## REQUIRED WORK:
Could the entries below be reproduced exactly, with the images removed?

## EXERCISE MATERIALS:
★ ★ ★
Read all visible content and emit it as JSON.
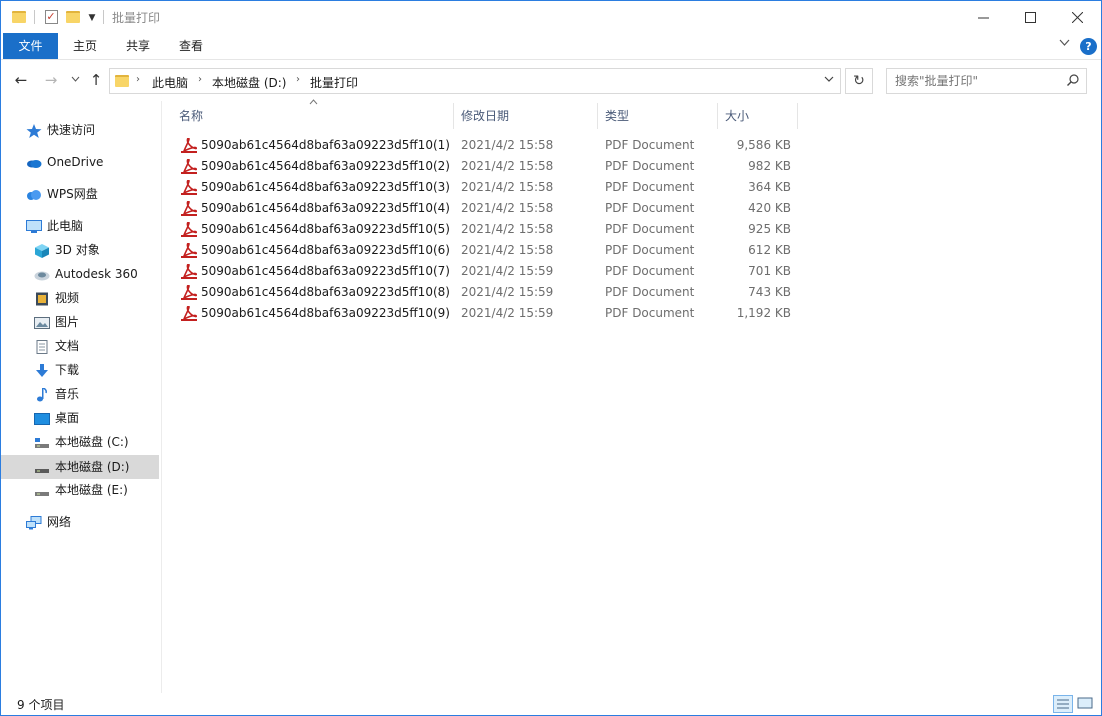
{
  "window": {
    "title": "批量打印"
  },
  "ribbon": {
    "tabs": [
      {
        "label": "文件",
        "active": true
      },
      {
        "label": "主页",
        "active": false
      },
      {
        "label": "共享",
        "active": false
      },
      {
        "label": "查看",
        "active": false
      }
    ],
    "help_label": "?"
  },
  "nav": {
    "breadcrumb": [
      "此电脑",
      "本地磁盘 (D:)",
      "批量打印"
    ],
    "search_placeholder": "搜索\"批量打印\""
  },
  "sidebar": {
    "items": [
      {
        "label": "快速访问",
        "icon": "star-icon",
        "level": 0
      },
      {
        "label": "OneDrive",
        "icon": "cloud-icon",
        "level": 0
      },
      {
        "label": "WPS网盘",
        "icon": "wps-cloud-icon",
        "level": 0
      },
      {
        "label": "此电脑",
        "icon": "computer-icon",
        "level": 0
      },
      {
        "label": "3D 对象",
        "icon": "cube-icon",
        "level": 1
      },
      {
        "label": "Autodesk 360",
        "icon": "autodesk-icon",
        "level": 1
      },
      {
        "label": "视频",
        "icon": "video-icon",
        "level": 1
      },
      {
        "label": "图片",
        "icon": "picture-icon",
        "level": 1
      },
      {
        "label": "文档",
        "icon": "document-icon",
        "level": 1
      },
      {
        "label": "下载",
        "icon": "download-icon",
        "level": 1
      },
      {
        "label": "音乐",
        "icon": "music-icon",
        "level": 1
      },
      {
        "label": "桌面",
        "icon": "desktop-icon",
        "level": 1
      },
      {
        "label": "本地磁盘 (C:)",
        "icon": "drive-icon",
        "level": 1
      },
      {
        "label": "本地磁盘 (D:)",
        "icon": "drive-icon",
        "level": 1,
        "selected": true
      },
      {
        "label": "本地磁盘 (E:)",
        "icon": "drive-icon",
        "level": 1
      },
      {
        "label": "网络",
        "icon": "network-icon",
        "level": 0
      }
    ]
  },
  "columns": {
    "name": "名称",
    "date": "修改日期",
    "type": "类型",
    "size": "大小"
  },
  "files": [
    {
      "name": "5090ab61c4564d8baf63a09223d5ff10(1)",
      "date": "2021/4/2 15:58",
      "type": "PDF Document",
      "size": "9,586 KB"
    },
    {
      "name": "5090ab61c4564d8baf63a09223d5ff10(2)",
      "date": "2021/4/2 15:58",
      "type": "PDF Document",
      "size": "982 KB"
    },
    {
      "name": "5090ab61c4564d8baf63a09223d5ff10(3)",
      "date": "2021/4/2 15:58",
      "type": "PDF Document",
      "size": "364 KB"
    },
    {
      "name": "5090ab61c4564d8baf63a09223d5ff10(4)",
      "date": "2021/4/2 15:58",
      "type": "PDF Document",
      "size": "420 KB"
    },
    {
      "name": "5090ab61c4564d8baf63a09223d5ff10(5)",
      "date": "2021/4/2 15:58",
      "type": "PDF Document",
      "size": "925 KB"
    },
    {
      "name": "5090ab61c4564d8baf63a09223d5ff10(6)",
      "date": "2021/4/2 15:58",
      "type": "PDF Document",
      "size": "612 KB"
    },
    {
      "name": "5090ab61c4564d8baf63a09223d5ff10(7)",
      "date": "2021/4/2 15:59",
      "type": "PDF Document",
      "size": "701 KB"
    },
    {
      "name": "5090ab61c4564d8baf63a09223d5ff10(8)",
      "date": "2021/4/2 15:59",
      "type": "PDF Document",
      "size": "743 KB"
    },
    {
      "name": "5090ab61c4564d8baf63a09223d5ff10(9)",
      "date": "2021/4/2 15:59",
      "type": "PDF Document",
      "size": "1,192 KB"
    }
  ],
  "status": {
    "item_count": "9 个项目"
  },
  "colors": {
    "accent": "#1a6fc9",
    "pdf_red": "#c3201f",
    "folder": "#f8d567"
  }
}
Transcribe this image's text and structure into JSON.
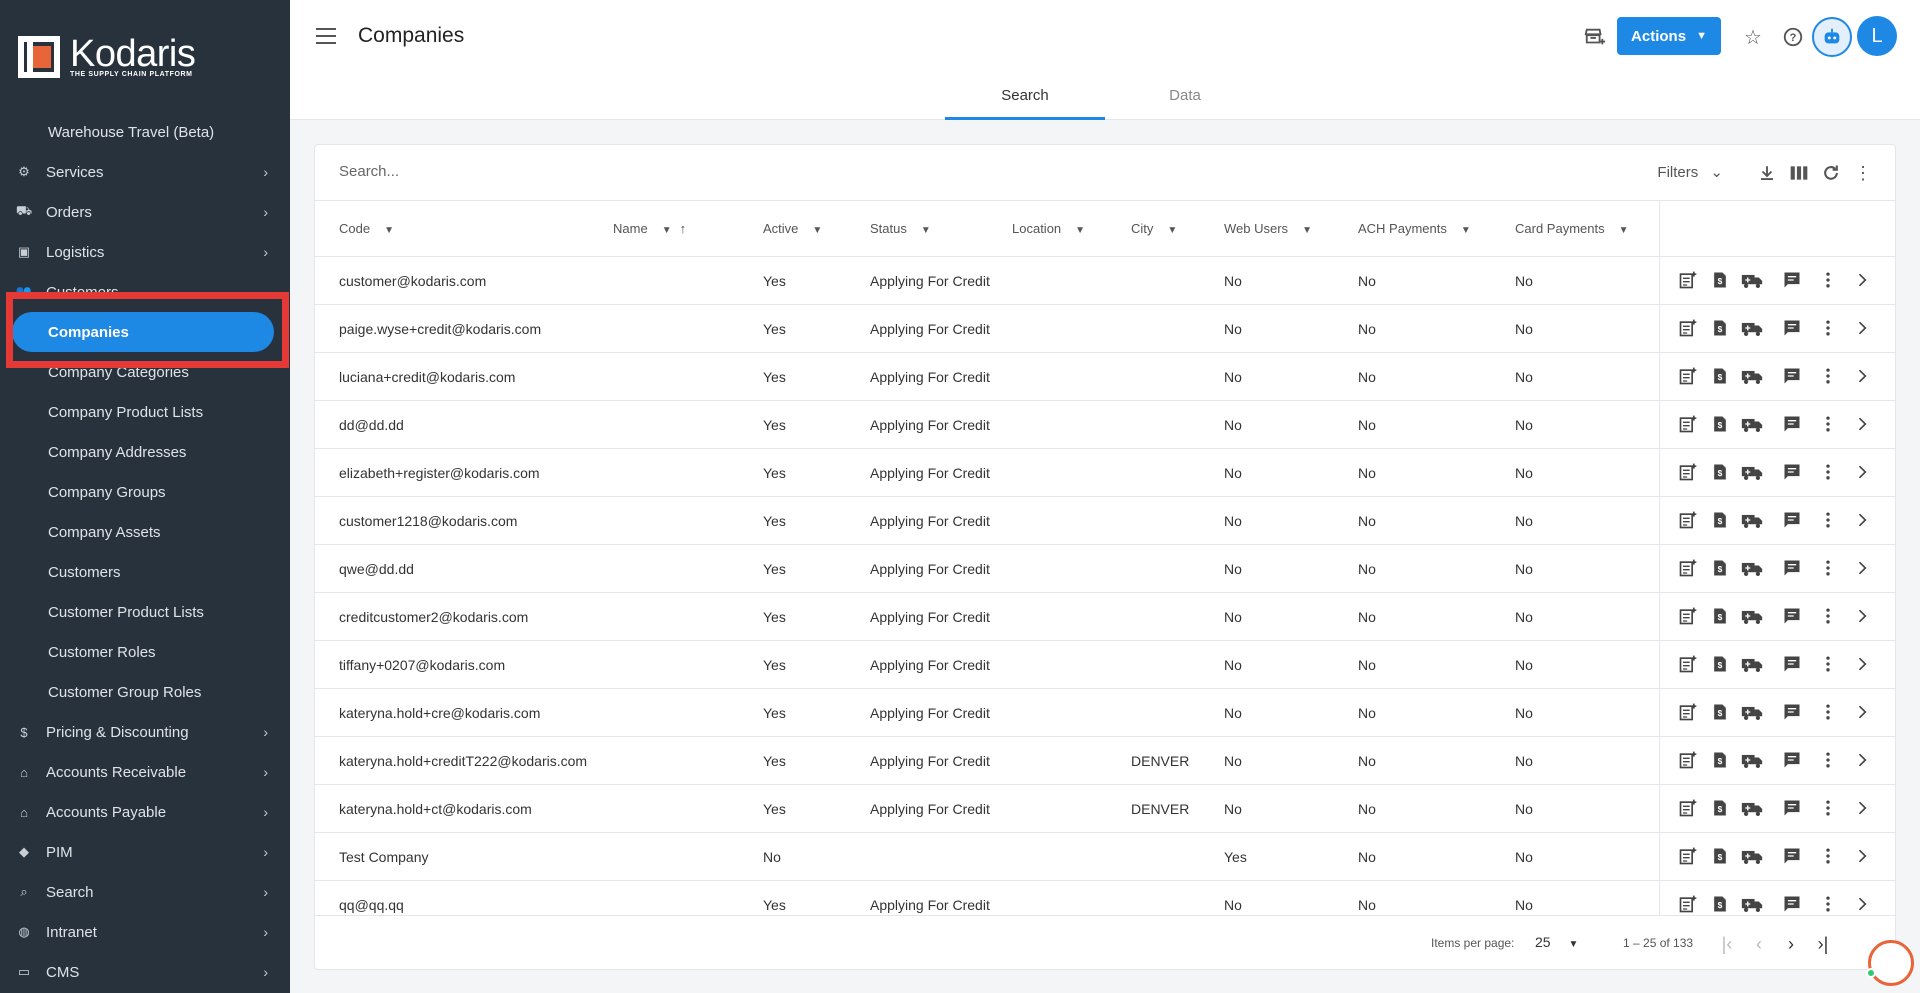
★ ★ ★
## RESULT FOR THIS TASK:
Read all visible content and emit it as JSON.
{
  "window": {
    "title": "批量打印"
  },
  "ribbon": {
    "tabs": [
      {
        "label": "文件",
        "active": true
      },
      {
        "label": "主页",
        "active": false
      },
      {
        "label": "共享",
        "active": false
      },
      {
        "label": "查看",
        "active": false
      }
    ],
    "help_label": "?"
  },
  "nav": {
    "breadcrumb": [
      "此电脑",
      "本地磁盘 (D:)",
      "批量打印"
    ],
    "search_placeholder": "搜索\"批量打印\""
  },
  "sidebar": {
    "items": [
      {
        "label": "快速访问",
        "icon": "star-icon",
        "level": 0
      },
      {
        "label": "OneDrive",
        "icon": "cloud-icon",
        "level": 0
      },
      {
        "label": "WPS网盘",
        "icon": "wps-cloud-icon",
        "level": 0
      },
      {
        "label": "此电脑",
        "icon": "computer-icon",
        "level": 0
      },
      {
        "label": "3D 对象",
        "icon": "cube-icon",
        "level": 1
      },
      {
        "label": "Autodesk 360",
        "icon": "autodesk-icon",
        "level": 1
      },
      {
        "label": "视频",
        "icon": "video-icon",
        "level": 1
      },
      {
        "label": "图片",
        "icon": "picture-icon",
        "level": 1
      },
      {
        "label": "文档",
        "icon": "document-icon",
        "level": 1
      },
      {
        "label": "下载",
        "icon": "download-icon",
        "level": 1
      },
      {
        "label": "音乐",
        "icon": "music-icon",
        "level": 1
      },
      {
        "label": "桌面",
        "icon": "desktop-icon",
        "level": 1
      },
      {
        "label": "本地磁盘 (C:)",
        "icon": "drive-icon",
        "level": 1
      },
      {
        "label": "本地磁盘 (D:)",
        "icon": "drive-icon",
        "level": 1,
        "selected": true
      },
      {
        "label": "本地磁盘 (E:)",
        "icon": "drive-icon",
        "level": 1
      },
      {
        "label": "网络",
        "icon": "network-icon",
        "level": 0
      }
    ]
  },
  "columns": {
    "name": "名称",
    "date": "修改日期",
    "type": "类型",
    "size": "大小"
  },
  "files": [
    {
      "name": "5090ab61c4564d8baf63a09223d5ff10(1)",
      "date": "2021/4/2 15:58",
      "type": "PDF Document",
      "size": "9,586 KB"
    },
    {
      "name": "5090ab61c4564d8baf63a09223d5ff10(2)",
      "date": "2021/4/2 15:58",
      "type": "PDF Document",
      "size": "982 KB"
    },
    {
      "name": "5090ab61c4564d8baf63a09223d5ff10(3)",
      "date": "2021/4/2 15:58",
      "type": "PDF Document",
      "size": "364 KB"
    },
    {
      "name": "5090ab61c4564d8baf63a09223d5ff10(4)",
      "date": "2021/4/2 15:58",
      "type": "PDF Document",
      "size": "420 KB"
    },
    {
      "name": "5090ab61c4564d8baf63a09223d5ff10(5)",
      "date": "2021/4/2 15:58",
      "type": "PDF Document",
      "size": "925 KB"
    },
    {
      "name": "5090ab61c4564d8baf63a09223d5ff10(6)",
      "date": "2021/4/2 15:58",
      "type": "PDF Document",
      "size": "612 KB"
    },
    {
      "name": "5090ab61c4564d8baf63a09223d5ff10(7)",
      "date": "2021/4/2 15:59",
      "type": "PDF Document",
      "size": "701 KB"
    },
    {
      "name": "5090ab61c4564d8baf63a09223d5ff10(8)",
      "date": "2021/4/2 15:59",
      "type": "PDF Document",
      "size": "743 KB"
    },
    {
      "name": "5090ab61c4564d8baf63a09223d5ff10(9)",
      "date": "2021/4/2 15:59",
      "type": "PDF Document",
      "size": "1,192 KB"
    }
  ],
  "status": {
    "item_count": "9 个项目"
  },
  "colors": {
    "accent": "#1a6fc9",
    "pdf_red": "#c3201f",
    "folder": "#f8d567"
  }
}
Transcribe this image's text and structure into JSON.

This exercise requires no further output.